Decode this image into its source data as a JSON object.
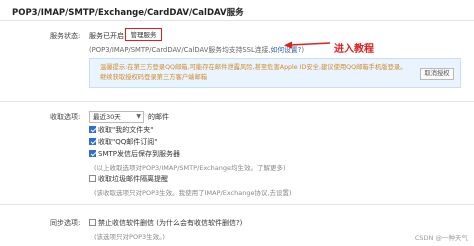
{
  "page": {
    "title": "POP3/IMAP/SMTP/Exchange/CardDAV/CalDAV服务"
  },
  "service_status": {
    "label": "服务状态:",
    "status_text": "服务已开启",
    "manage_button_label": "管理服务",
    "config_text": "(POP3/IMAP/SMTP/CardDAV/CalDAV服务均支持SSL连接,",
    "config_link": "如何设置",
    "config_text_end": "?)"
  },
  "annotation": {
    "text": "进入教程",
    "color": "#e02020"
  },
  "notice": {
    "text": "温馨提示:在第三方登录QQ邮箱,可能存在邮件泄露风险,甚至危害Apple ID安全,建议使用QQ邮箱手机版登录。 继续获取授权码登录第三方客户端邮箱",
    "close_label": "取消授权"
  },
  "receive_options": {
    "label": "收取选项:",
    "select_value": "最近30天",
    "select_suffix": "的邮件",
    "options": [
      {
        "label": "收取\"我的文件夹\"",
        "checked": true
      },
      {
        "label": "收取\"QQ邮件订阅\"",
        "checked": true
      },
      {
        "label": "SMTP发信后保存到服务器",
        "checked": true
      }
    ],
    "hint_1": "(以上收取选项对POP3/IMAP/SMTP/Exchange均生效。了解更多)",
    "spam_option": {
      "label": "收取垃圾邮件隔离提醒",
      "checked": false
    },
    "hint_2": "(该收取选项只对POP3生效。我使用了IMAP/Exchange协议,去设置)"
  },
  "sync_options": {
    "label": "同步选项:",
    "option": {
      "label": "禁止收信软件删信 (为什么会有收信软件删信?)",
      "checked": false
    },
    "hint": "(该选项只对POP3生效。)"
  },
  "watermark": "CSDN @一种天气"
}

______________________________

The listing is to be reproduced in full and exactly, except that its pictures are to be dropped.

■ **TASK RESPONSE**
Decode this image into its source data as a JSON object.
{
  "page": {
    "title": "POP3/IMAP/SMTP/Exchange/CardDAV/CalDAV服务"
  },
  "service_status": {
    "label": "服务状态:",
    "status_text": "服务已开启",
    "manage_button_label": "管理服务",
    "config_text": "(POP3/IMAP/SMTP/CardDAV/CalDAV服务均支持SSL连接,",
    "config_link": "如何设置",
    "config_text_end": "?)"
  },
  "annotation": {
    "text": "进入教程",
    "color": "#e02020"
  },
  "notice": {
    "text": "温馨提示:在第三方登录QQ邮箱,可能存在邮件泄露风险,甚至危害Apple ID安全,建议使用QQ邮箱手机版登录。 继续获取授权码登录第三方客户端邮箱",
    "close_label": "取消授权"
  },
  "receive_options": {
    "label": "收取选项:",
    "select_value": "最近30天",
    "select_suffix": "的邮件",
    "options": [
      {
        "label": "收取\"我的文件夹\"",
        "checked": true
      },
      {
        "label": "收取\"QQ邮件订阅\"",
        "checked": true
      },
      {
        "label": "SMTP发信后保存到服务器",
        "checked": true
      }
    ],
    "hint_1": "(以上收取选项对POP3/IMAP/SMTP/Exchange均生效。了解更多)",
    "spam_option": {
      "label": "收取垃圾邮件隔离提醒",
      "checked": false
    },
    "hint_2": "(该收取选项只对POP3生效。我使用了IMAP/Exchange协议,去设置)"
  },
  "sync_options": {
    "label": "同步选项:",
    "option": {
      "label": "禁止收信软件删信 (为什么会有收信软件删信?)",
      "checked": false
    },
    "hint": "(该选项只对POP3生效。)"
  },
  "watermark": "CSDN @一种天气"
}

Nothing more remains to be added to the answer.